(Assignment): Your output must match the records exactly, line for line.

(Study material):

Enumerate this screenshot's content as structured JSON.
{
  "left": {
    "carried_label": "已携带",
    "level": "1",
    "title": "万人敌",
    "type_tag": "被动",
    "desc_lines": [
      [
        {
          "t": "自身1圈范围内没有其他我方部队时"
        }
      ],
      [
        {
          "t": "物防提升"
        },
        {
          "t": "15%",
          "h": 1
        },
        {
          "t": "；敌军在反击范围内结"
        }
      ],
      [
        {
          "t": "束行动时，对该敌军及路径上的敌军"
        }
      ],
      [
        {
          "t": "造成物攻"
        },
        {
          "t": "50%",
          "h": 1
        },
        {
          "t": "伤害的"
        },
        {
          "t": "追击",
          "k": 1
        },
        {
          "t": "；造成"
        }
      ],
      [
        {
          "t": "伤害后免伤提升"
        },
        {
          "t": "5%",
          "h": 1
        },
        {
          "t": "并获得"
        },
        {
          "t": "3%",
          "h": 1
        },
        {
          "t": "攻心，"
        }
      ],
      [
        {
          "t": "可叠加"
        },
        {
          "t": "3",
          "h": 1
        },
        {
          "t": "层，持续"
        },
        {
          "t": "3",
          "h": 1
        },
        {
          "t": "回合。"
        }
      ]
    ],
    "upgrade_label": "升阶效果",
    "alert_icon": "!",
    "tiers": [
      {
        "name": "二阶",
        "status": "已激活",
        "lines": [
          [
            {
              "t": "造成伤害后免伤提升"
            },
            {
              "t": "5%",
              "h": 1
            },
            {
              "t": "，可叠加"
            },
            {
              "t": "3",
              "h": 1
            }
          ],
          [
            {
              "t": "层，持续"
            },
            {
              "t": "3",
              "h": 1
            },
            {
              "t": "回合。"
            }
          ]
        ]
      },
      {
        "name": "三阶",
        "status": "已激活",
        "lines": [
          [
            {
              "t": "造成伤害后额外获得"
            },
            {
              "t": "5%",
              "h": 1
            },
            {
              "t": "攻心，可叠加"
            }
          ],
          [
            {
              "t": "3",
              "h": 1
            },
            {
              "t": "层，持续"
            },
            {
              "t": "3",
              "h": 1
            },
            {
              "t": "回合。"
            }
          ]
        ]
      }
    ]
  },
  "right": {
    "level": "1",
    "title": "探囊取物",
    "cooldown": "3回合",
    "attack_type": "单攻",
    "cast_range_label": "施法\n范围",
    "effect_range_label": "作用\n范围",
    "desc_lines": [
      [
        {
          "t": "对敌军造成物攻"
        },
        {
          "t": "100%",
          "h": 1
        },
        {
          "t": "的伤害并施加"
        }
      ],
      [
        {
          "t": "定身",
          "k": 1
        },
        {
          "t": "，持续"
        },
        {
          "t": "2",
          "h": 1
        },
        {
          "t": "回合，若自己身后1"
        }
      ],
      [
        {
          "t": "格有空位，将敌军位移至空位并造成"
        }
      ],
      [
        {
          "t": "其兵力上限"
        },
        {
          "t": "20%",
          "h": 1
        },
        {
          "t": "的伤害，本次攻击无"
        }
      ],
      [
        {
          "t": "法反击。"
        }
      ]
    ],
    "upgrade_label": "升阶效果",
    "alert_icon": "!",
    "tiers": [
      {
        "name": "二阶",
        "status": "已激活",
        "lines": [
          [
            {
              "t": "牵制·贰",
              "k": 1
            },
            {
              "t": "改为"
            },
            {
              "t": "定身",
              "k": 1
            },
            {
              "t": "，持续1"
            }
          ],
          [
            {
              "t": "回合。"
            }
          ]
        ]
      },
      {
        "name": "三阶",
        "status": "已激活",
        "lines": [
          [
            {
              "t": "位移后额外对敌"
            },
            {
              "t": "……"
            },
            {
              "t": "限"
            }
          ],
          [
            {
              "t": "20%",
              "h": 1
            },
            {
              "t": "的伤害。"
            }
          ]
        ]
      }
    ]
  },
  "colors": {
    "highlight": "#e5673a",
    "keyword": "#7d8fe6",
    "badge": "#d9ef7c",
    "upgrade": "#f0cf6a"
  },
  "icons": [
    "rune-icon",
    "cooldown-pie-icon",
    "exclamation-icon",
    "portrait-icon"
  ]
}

(Solution):
Enumerate this screenshot's content as structured JSON.
{
  "left": {
    "carried_label": "已携带",
    "level": "1",
    "title": "万人敌",
    "type_tag": "被动",
    "desc_lines": [
      [
        {
          "t": "自身1圈范围内没有其他我方部队时"
        }
      ],
      [
        {
          "t": "物防提升"
        },
        {
          "t": "15%",
          "h": 1
        },
        {
          "t": "；敌军在反击范围内结"
        }
      ],
      [
        {
          "t": "束行动时，对该敌军及路径上的敌军"
        }
      ],
      [
        {
          "t": "造成物攻"
        },
        {
          "t": "50%",
          "h": 1
        },
        {
          "t": "伤害的"
        },
        {
          "t": "追击",
          "k": 1
        },
        {
          "t": "；造成"
        }
      ],
      [
        {
          "t": "伤害后免伤提升"
        },
        {
          "t": "5%",
          "h": 1
        },
        {
          "t": "并获得"
        },
        {
          "t": "3%",
          "h": 1
        },
        {
          "t": "攻心，"
        }
      ],
      [
        {
          "t": "可叠加"
        },
        {
          "t": "3",
          "h": 1
        },
        {
          "t": "层，持续"
        },
        {
          "t": "3",
          "h": 1
        },
        {
          "t": "回合。"
        }
      ]
    ],
    "upgrade_label": "升阶效果",
    "alert_icon": "!",
    "tiers": [
      {
        "name": "二阶",
        "status": "已激活",
        "lines": [
          [
            {
              "t": "造成伤害后免伤提升"
            },
            {
              "t": "5%",
              "h": 1
            },
            {
              "t": "，可叠加"
            },
            {
              "t": "3",
              "h": 1
            }
          ],
          [
            {
              "t": "层，持续"
            },
            {
              "t": "3",
              "h": 1
            },
            {
              "t": "回合。"
            }
          ]
        ]
      },
      {
        "name": "三阶",
        "status": "已激活",
        "lines": [
          [
            {
              "t": "造成伤害后额外获得"
            },
            {
              "t": "5%",
              "h": 1
            },
            {
              "t": "攻心，可叠加"
            }
          ],
          [
            {
              "t": "3",
              "h": 1
            },
            {
              "t": "层，持续"
            },
            {
              "t": "3",
              "h": 1
            },
            {
              "t": "回合。"
            }
          ]
        ]
      }
    ]
  },
  "right": {
    "level": "1",
    "title": "探囊取物",
    "cooldown": "3回合",
    "attack_type": "单攻",
    "cast_range_label": "施法\n范围",
    "effect_range_label": "作用\n范围",
    "desc_lines": [
      [
        {
          "t": "对敌军造成物攻"
        },
        {
          "t": "100%",
          "h": 1
        },
        {
          "t": "的伤害并施加"
        }
      ],
      [
        {
          "t": "定身",
          "k": 1
        },
        {
          "t": "，持续"
        },
        {
          "t": "2",
          "h": 1
        },
        {
          "t": "回合，若自己身后1"
        }
      ],
      [
        {
          "t": "格有空位，将敌军位移至空位并造成"
        }
      ],
      [
        {
          "t": "其兵力上限"
        },
        {
          "t": "20%",
          "h": 1
        },
        {
          "t": "的伤害，本次攻击无"
        }
      ],
      [
        {
          "t": "法反击。"
        }
      ]
    ],
    "upgrade_label": "升阶效果",
    "alert_icon": "!",
    "tiers": [
      {
        "name": "二阶",
        "status": "已激活",
        "lines": [
          [
            {
              "t": "牵制·贰",
              "k": 1
            },
            {
              "t": "改为"
            },
            {
              "t": "定身",
              "k": 1
            },
            {
              "t": "，持续1"
            }
          ],
          [
            {
              "t": "回合。"
            }
          ]
        ]
      },
      {
        "name": "三阶",
        "status": "已激活",
        "lines": [
          [
            {
              "t": "位移后额外对敌"
            },
            {
              "t": "……"
            },
            {
              "t": "限"
            }
          ],
          [
            {
              "t": "20%",
              "h": 1
            },
            {
              "t": "的伤害。"
            }
          ]
        ]
      }
    ]
  },
  "colors": {
    "highlight": "#e5673a",
    "keyword": "#7d8fe6",
    "badge": "#d9ef7c",
    "upgrade": "#f0cf6a"
  },
  "icons": [
    "rune-icon",
    "cooldown-pie-icon",
    "exclamation-icon",
    "portrait-icon"
  ]
}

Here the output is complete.